TASK DESCRIPTION: I would like every line of the records below that contains the word "Creme" copied.

** RECORD EXCERPTS follows **

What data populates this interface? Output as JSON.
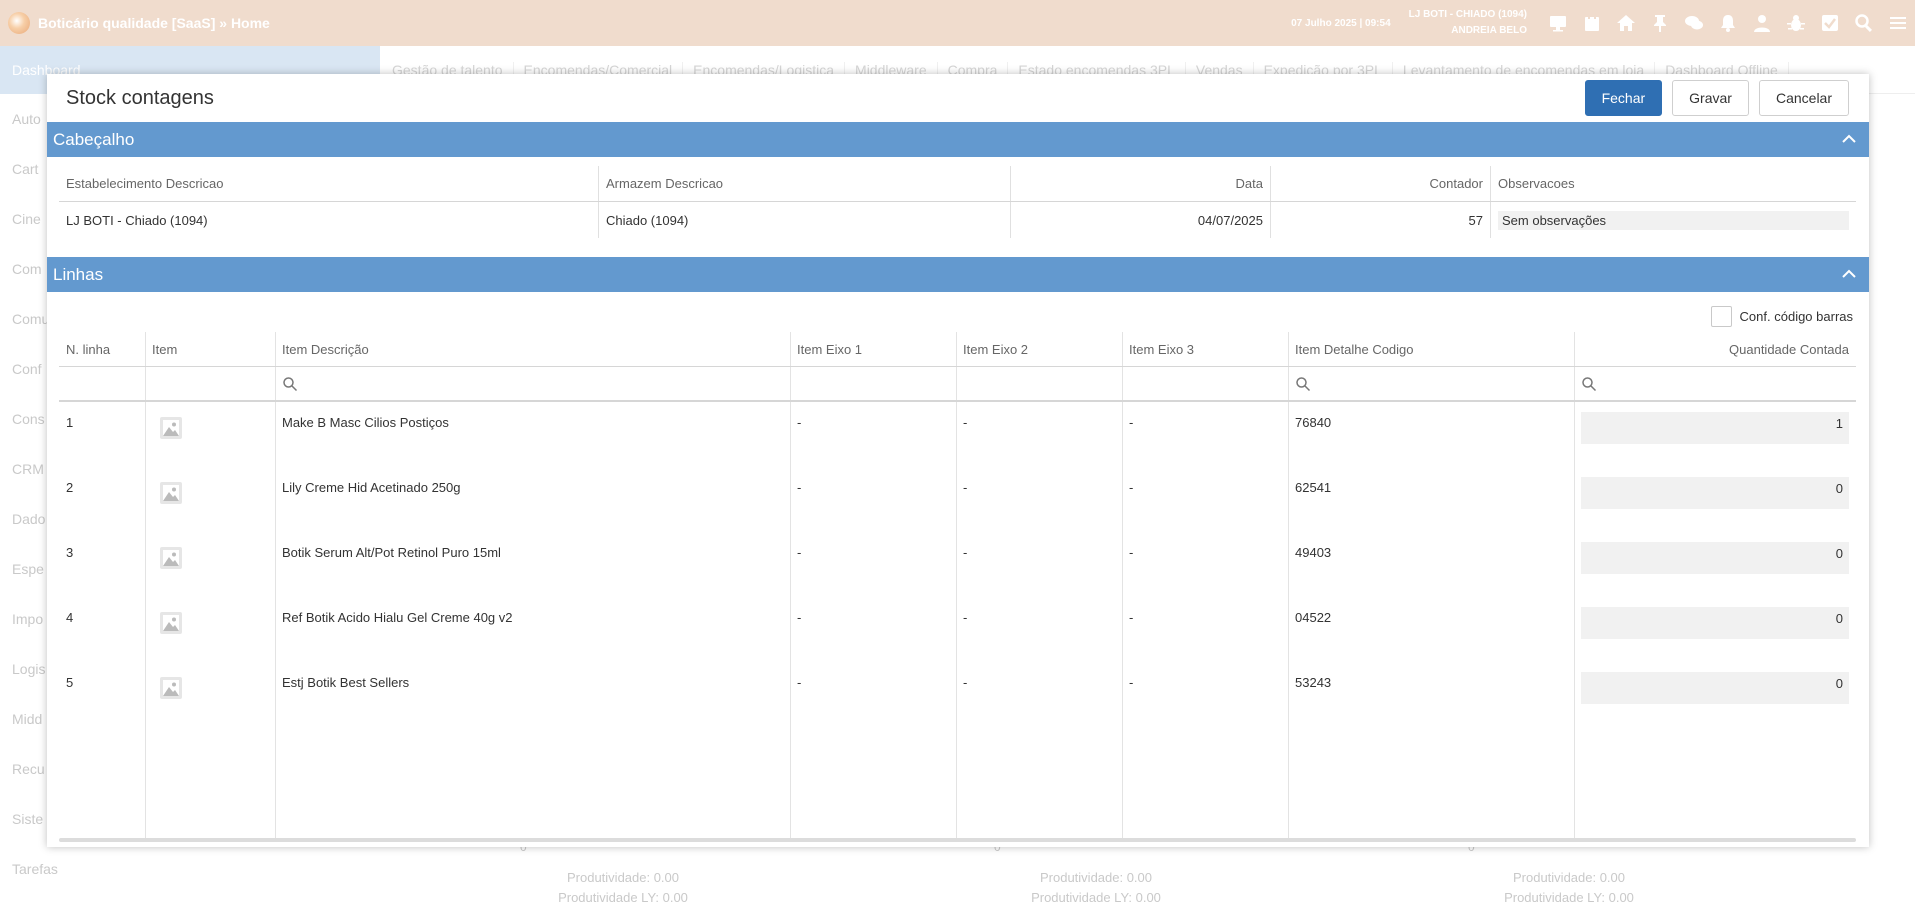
{
  "app": {
    "title": "Boticário qualidade [SaaS] » Home",
    "date": "07 Julho 2025 | 09:54",
    "store": "LJ BOTI - CHIADO (1094)",
    "user": "ANDREIA BELO"
  },
  "top_icons": [
    "monitor-icon",
    "calendar-icon",
    "home-icon",
    "pin-icon",
    "chat-icon",
    "bell-icon",
    "user-icon",
    "bug-icon",
    "checkbox-icon",
    "search-icon",
    "menu-icon"
  ],
  "sidebar": {
    "items": [
      "Dashboard",
      "Auto",
      "Cart",
      "Cine",
      "Com",
      "Comu",
      "Conf",
      "Cons",
      "CRM",
      "Dado",
      "Espe",
      "Impo",
      "Logis",
      "Midd",
      "Recu",
      "Siste",
      "Tarefas"
    ]
  },
  "nav_tabs": [
    "Gestão de talento",
    "Encomendas/Comercial",
    "Encomendas/Logistica",
    "Middleware",
    "Compra",
    "Estado encomendas 3PL",
    "Vendas",
    "Expedição por 3PL",
    "Levantamento de encomendas em loja",
    "Dashboard Offline"
  ],
  "bg_cards": [
    {
      "zero": "0",
      "p1": "Produtividade: 0.00",
      "p2": "Produtividade LY: 0.00"
    },
    {
      "zero": "0",
      "p1": "Produtividade: 0.00",
      "p2": "Produtividade LY: 0.00"
    },
    {
      "zero": "0",
      "p1": "Produtividade: 0.00",
      "p2": "Produtividade LY: 0.00"
    }
  ],
  "modal": {
    "title": "Stock contagens",
    "buttons": {
      "close": "Fechar",
      "save": "Gravar",
      "cancel": "Cancelar"
    },
    "header_section": "Cabeçalho",
    "lines_section": "Linhas",
    "header_table": {
      "columns": [
        "Estabelecimento Descricao",
        "Armazem Descricao",
        "Data",
        "Contador",
        "Observacoes"
      ],
      "row": {
        "estabelecimento": "LJ BOTI - Chiado (1094)",
        "armazem": "Chiado (1094)",
        "data": "04/07/2025",
        "contador": "57",
        "observacoes": "Sem observações"
      }
    },
    "barcode_label": "Conf. código barras",
    "lines_table": {
      "columns": [
        "N. linha",
        "Item",
        "Item Descrição",
        "Item Eixo 1",
        "Item Eixo 2",
        "Item Eixo 3",
        "Item Detalhe Codigo",
        "Quantidade Contada"
      ],
      "rows": [
        {
          "n": "1",
          "desc": "Make B Masc Cilios Postiços",
          "e1": "-",
          "e2": "-",
          "e3": "-",
          "code": "76840",
          "qty": "1"
        },
        {
          "n": "2",
          "desc": "Lily Creme Hid Acetinado 250g",
          "e1": "-",
          "e2": "-",
          "e3": "-",
          "code": "62541",
          "qty": "0"
        },
        {
          "n": "3",
          "desc": "Botik Serum Alt/Pot Retinol Puro 15ml",
          "e1": "-",
          "e2": "-",
          "e3": "-",
          "code": "49403",
          "qty": "0"
        },
        {
          "n": "4",
          "desc": "Ref Botik Acido Hialu Gel Creme 40g v2",
          "e1": "-",
          "e2": "-",
          "e3": "-",
          "code": "04522",
          "qty": "0"
        },
        {
          "n": "5",
          "desc": "Estj Botik Best Sellers",
          "e1": "-",
          "e2": "-",
          "e3": "-",
          "code": "53243",
          "qty": "0"
        }
      ]
    }
  }
}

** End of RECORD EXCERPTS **

SOLUTION TO THE EXERCISE:
          "desc": "Lily Creme Hid Acetinado 250g",
          "desc": "Ref Botik Acido Hialu Gel Creme 40g v2",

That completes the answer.